Data records for software interfaces
-------------------------

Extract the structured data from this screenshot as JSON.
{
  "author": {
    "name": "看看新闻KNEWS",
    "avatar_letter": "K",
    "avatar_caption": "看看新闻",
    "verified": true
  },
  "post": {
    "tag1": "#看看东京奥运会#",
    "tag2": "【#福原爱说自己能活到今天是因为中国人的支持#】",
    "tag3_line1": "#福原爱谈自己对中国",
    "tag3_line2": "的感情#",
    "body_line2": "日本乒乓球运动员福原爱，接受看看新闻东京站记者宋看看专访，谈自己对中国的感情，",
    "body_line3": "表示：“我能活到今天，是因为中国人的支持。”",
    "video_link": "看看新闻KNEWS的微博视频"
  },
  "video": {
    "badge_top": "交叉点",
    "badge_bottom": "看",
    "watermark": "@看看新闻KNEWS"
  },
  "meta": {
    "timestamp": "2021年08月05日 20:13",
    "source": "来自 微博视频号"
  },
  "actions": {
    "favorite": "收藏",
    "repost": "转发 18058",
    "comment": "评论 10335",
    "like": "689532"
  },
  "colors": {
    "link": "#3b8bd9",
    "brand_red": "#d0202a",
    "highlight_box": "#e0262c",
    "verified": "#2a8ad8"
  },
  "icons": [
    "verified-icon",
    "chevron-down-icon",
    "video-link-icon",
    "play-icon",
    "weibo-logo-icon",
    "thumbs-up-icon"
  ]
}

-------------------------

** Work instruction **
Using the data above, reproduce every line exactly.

** Exercise output **
Extract the structured data from this screenshot as JSON.
{
  "author": {
    "name": "看看新闻KNEWS",
    "avatar_letter": "K",
    "avatar_caption": "看看新闻",
    "verified": true
  },
  "post": {
    "tag1": "#看看东京奥运会#",
    "tag2": "【#福原爱说自己能活到今天是因为中国人的支持#】",
    "tag3_line1": "#福原爱谈自己对中国",
    "tag3_line2": "的感情#",
    "body_line2": "日本乒乓球运动员福原爱，接受看看新闻东京站记者宋看看专访，谈自己对中国的感情，",
    "body_line3": "表示：“我能活到今天，是因为中国人的支持。”",
    "video_link": "看看新闻KNEWS的微博视频"
  },
  "video": {
    "badge_top": "交叉点",
    "badge_bottom": "看",
    "watermark": "@看看新闻KNEWS"
  },
  "meta": {
    "timestamp": "2021年08月05日 20:13",
    "source": "来自 微博视频号"
  },
  "actions": {
    "favorite": "收藏",
    "repost": "转发 18058",
    "comment": "评论 10335",
    "like": "689532"
  },
  "colors": {
    "link": "#3b8bd9",
    "brand_red": "#d0202a",
    "highlight_box": "#e0262c",
    "verified": "#2a8ad8"
  },
  "icons": [
    "verified-icon",
    "chevron-down-icon",
    "video-link-icon",
    "play-icon",
    "weibo-logo-icon",
    "thumbs-up-icon"
  ]
}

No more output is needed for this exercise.